Predicted class [2], real class 2
Probabilities for each class from 0 to 2:
 [[ 0.00168787 0.28720074 0.71111138]]

Contrary to linear regression, logistic regression doesn’t just output the resulting class (in this case, the class 2), but it also estimates the probability of the observation’s being part of all three classes. Based on the observation used for prediction, logistic regression estimates a probability of 71 percent of its being from class 2 — a high probability, but not a perfect score, therefore leaving a margin of uncertainty.

Using probabilities lets you guess the most probable class, but you can also order the predictions with respect to being part of that class. This is especially useful for medical purposes: Ranking a prediction in terms of likelihood with respect to others can reveal what patients are at most risk of getting or already having a disease.

Considering when classes are more

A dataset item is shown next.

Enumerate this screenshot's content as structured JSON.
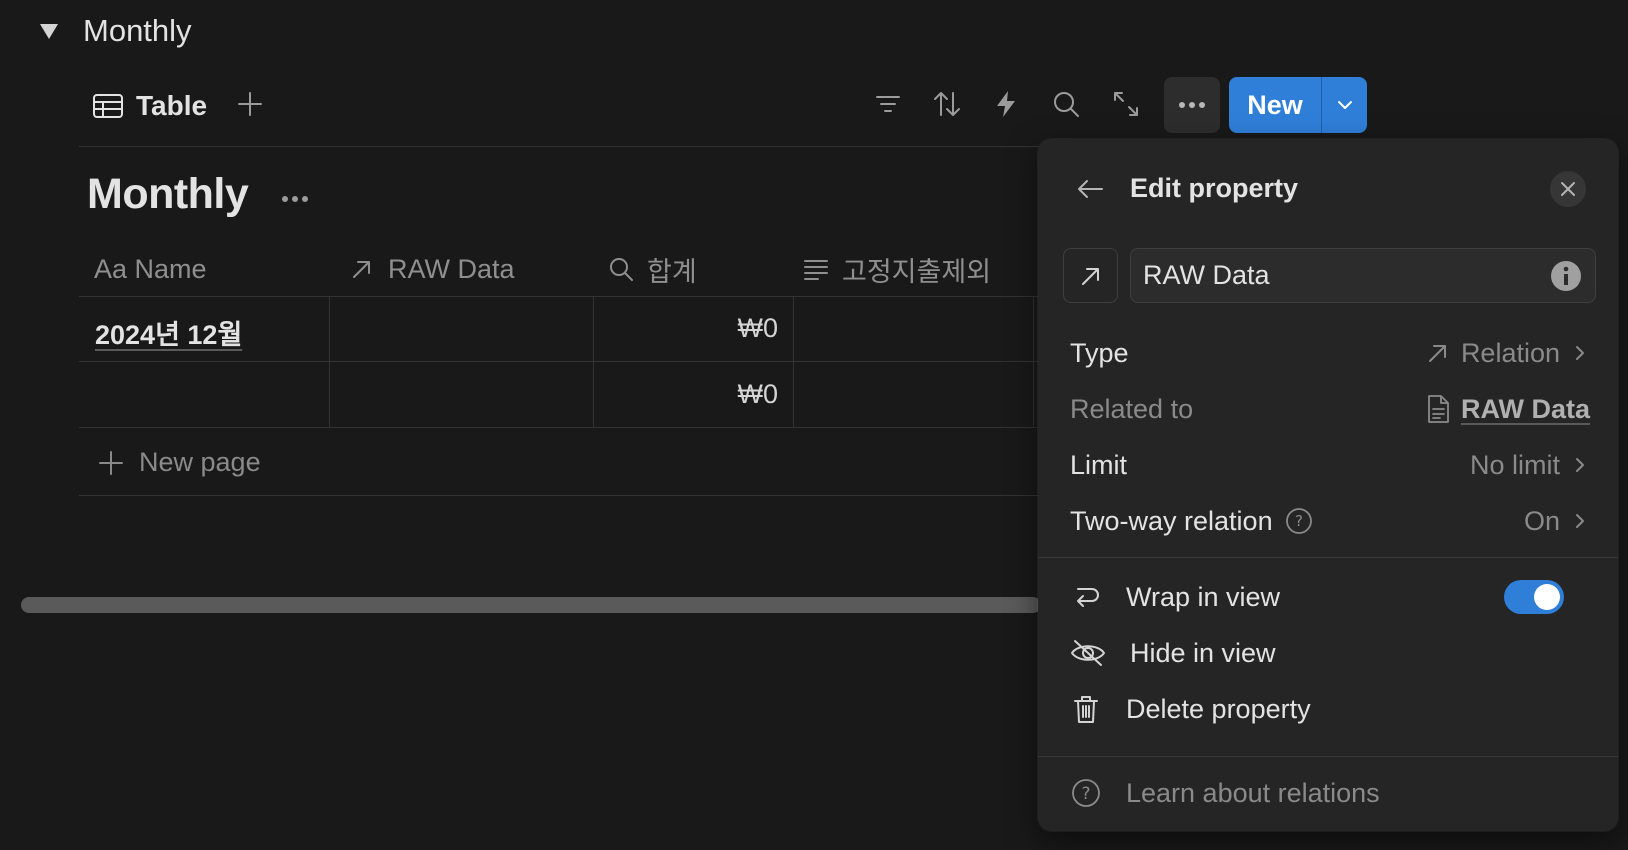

The previous problem, logistic regression, automatically handles a multiple class problem (it started with three iris species to guess). Most algorithms provided by Scikit-learn that predict probabilities or a score for class can automatically handle multiclass problems using two different strategies:

  • One versus rest: The algorithm compares every class with all the remaining classes, building a model for every class. If you have ten classes to guess, you have ten models. This approach relies on the OneVsRestClassifier class from Scikit-learn.

  • One versus one: The algorithm compares every class against every ­individual remaining class, building a number of models equivalent to n * (n-1) / 2, where n is the number of classes. If you have ten classes, you have 45 models. This approach relies on the OneVsOneClassifier class from Scikit-learn.

In the case of logistic regression, the default multiclass strategy is the one versus rest. This example shows how to use both the strategies with the handwritten digit dataset, containing a class for numbers from 0 to 9. The following code loads the data and places it into variables.

from sklearn.datasets import load_digits
digits = load_digits()
X, y = digits.data[:1700,:], digits.target[:1700]
tX, ty = digits.data[1700:,:], digits.target[1700:]

The observations are actually a grid of pixel values. The grid’s dimensions are 8 pixels by 8 pixels. To make the data easier to learn by machine-learning algorithms, the code aligns them into a list of 64 elements. The example reserves a part of the available examples for a test.

from sklearn.multiclass import OneVsRestClassifier
from sklearn.multiclass import OneVsOneClassifier
OVR = OneVsRestClassifier(LogisticRegression()).fit(X,y)
OVO = OneVsOneClassifier(LogisticRegression()).fit(X,y)
print ‘One vs rest accuracy: %.3f’ % OVR.score(tX,ty)
print ‘One vs one accuracy: %.3f’ % OVO.score(tX,ty)
One vs rest accuracy: 0.938
One vs one accuracy: 0.969

The two multiclass classes OneVsRestClassifier and OneVsOneClassifier operate by incorporating the estimator (in this case, LogisticRegression). After incorporation, they usually work just like any other learning algorithm in Scikit-learn. Interestingly, the one-versus-one strategy obtained the best accuracy thanks to its high number of models in competition.

When working with Anaconda and Python version 3.4, you may receive a deprecation warning when working with this example. You’re safe to ignore the deprecation warning — the example should work as normal. All the deprecation warning tells you is that one of the features used in the example is due for an update or will become unavailable in a future version of Python.